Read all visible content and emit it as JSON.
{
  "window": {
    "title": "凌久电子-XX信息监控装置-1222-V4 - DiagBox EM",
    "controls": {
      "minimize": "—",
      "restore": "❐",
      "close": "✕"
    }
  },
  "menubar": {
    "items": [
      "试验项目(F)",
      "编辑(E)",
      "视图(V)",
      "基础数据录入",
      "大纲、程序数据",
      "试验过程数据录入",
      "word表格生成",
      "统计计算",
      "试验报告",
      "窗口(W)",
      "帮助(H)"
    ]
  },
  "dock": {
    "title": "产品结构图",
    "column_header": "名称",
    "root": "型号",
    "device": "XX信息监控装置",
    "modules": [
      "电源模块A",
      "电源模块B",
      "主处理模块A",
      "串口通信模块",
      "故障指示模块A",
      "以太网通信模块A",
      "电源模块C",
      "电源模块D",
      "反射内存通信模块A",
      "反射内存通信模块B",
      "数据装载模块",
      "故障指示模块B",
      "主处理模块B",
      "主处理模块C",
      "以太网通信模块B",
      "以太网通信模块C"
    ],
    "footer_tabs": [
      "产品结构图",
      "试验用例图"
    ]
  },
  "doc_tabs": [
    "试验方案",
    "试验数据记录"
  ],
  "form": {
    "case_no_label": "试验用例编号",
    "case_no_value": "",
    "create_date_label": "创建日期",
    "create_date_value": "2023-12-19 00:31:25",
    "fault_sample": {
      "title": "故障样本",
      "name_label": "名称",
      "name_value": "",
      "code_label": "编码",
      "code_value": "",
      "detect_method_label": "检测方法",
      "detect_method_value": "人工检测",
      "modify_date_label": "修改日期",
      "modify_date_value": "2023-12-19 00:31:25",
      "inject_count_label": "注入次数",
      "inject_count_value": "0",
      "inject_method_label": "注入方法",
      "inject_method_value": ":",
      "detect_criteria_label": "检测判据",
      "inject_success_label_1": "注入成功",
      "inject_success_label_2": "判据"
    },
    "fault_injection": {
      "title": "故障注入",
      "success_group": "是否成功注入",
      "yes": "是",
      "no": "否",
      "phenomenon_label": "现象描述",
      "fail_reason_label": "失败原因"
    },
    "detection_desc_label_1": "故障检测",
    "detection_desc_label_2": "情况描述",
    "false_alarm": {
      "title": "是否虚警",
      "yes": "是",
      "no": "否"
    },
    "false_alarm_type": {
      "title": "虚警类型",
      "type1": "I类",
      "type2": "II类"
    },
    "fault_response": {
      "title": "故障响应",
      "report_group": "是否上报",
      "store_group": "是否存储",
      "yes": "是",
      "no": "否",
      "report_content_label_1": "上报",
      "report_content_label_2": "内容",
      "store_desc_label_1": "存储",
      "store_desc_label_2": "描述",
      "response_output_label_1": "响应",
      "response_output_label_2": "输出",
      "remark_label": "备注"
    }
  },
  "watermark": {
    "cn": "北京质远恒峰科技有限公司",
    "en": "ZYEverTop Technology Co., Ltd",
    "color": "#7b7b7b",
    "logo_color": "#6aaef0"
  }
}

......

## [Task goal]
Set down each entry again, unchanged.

## [Solution to the problem]
Read all visible content and emit it as JSON.
{
  "window": {
    "title": "凌久电子-XX信息监控装置-1222-V4 - DiagBox EM",
    "controls": {
      "minimize": "—",
      "restore": "❐",
      "close": "✕"
    }
  },
  "menubar": {
    "items": [
      "试验项目(F)",
      "编辑(E)",
      "视图(V)",
      "基础数据录入",
      "大纲、程序数据",
      "试验过程数据录入",
      "word表格生成",
      "统计计算",
      "试验报告",
      "窗口(W)",
      "帮助(H)"
    ]
  },
  "dock": {
    "title": "产品结构图",
    "column_header": "名称",
    "root": "型号",
    "device": "XX信息监控装置",
    "modules": [
      "电源模块A",
      "电源模块B",
      "主处理模块A",
      "串口通信模块",
      "故障指示模块A",
      "以太网通信模块A",
      "电源模块C",
      "电源模块D",
      "反射内存通信模块A",
      "反射内存通信模块B",
      "数据装载模块",
      "故障指示模块B",
      "主处理模块B",
      "主处理模块C",
      "以太网通信模块B",
      "以太网通信模块C"
    ],
    "footer_tabs": [
      "产品结构图",
      "试验用例图"
    ]
  },
  "doc_tabs": [
    "试验方案",
    "试验数据记录"
  ],
  "form": {
    "case_no_label": "试验用例编号",
    "case_no_value": "",
    "create_date_label": "创建日期",
    "create_date_value": "2023-12-19 00:31:25",
    "fault_sample": {
      "title": "故障样本",
      "name_label": "名称",
      "name_value": "",
      "code_label": "编码",
      "code_value": "",
      "detect_method_label": "检测方法",
      "detect_method_value": "人工检测",
      "modify_date_label": "修改日期",
      "modify_date_value": "2023-12-19 00:31:25",
      "inject_count_label": "注入次数",
      "inject_count_value": "0",
      "inject_method_label": "注入方法",
      "inject_method_value": ":",
      "detect_criteria_label": "检测判据",
      "inject_success_label_1": "注入成功",
      "inject_success_label_2": "判据"
    },
    "fault_injection": {
      "title": "故障注入",
      "success_group": "是否成功注入",
      "yes": "是",
      "no": "否",
      "phenomenon_label": "现象描述",
      "fail_reason_label": "失败原因"
    },
    "detection_desc_label_1": "故障检测",
    "detection_desc_label_2": "情况描述",
    "false_alarm": {
      "title": "是否虚警",
      "yes": "是",
      "no": "否"
    },
    "false_alarm_type": {
      "title": "虚警类型",
      "type1": "I类",
      "type2": "II类"
    },
    "fault_response": {
      "title": "故障响应",
      "report_group": "是否上报",
      "store_group": "是否存储",
      "yes": "是",
      "no": "否",
      "report_content_label_1": "上报",
      "report_content_label_2": "内容",
      "store_desc_label_1": "存储",
      "store_desc_label_2": "描述",
      "response_output_label_1": "响应",
      "response_output_label_2": "输出",
      "remark_label": "备注"
    }
  },
  "watermark": {
    "cn": "北京质远恒峰科技有限公司",
    "en": "ZYEverTop Technology Co., Ltd",
    "color": "#7b7b7b",
    "logo_color": "#6aaef0"
  }
}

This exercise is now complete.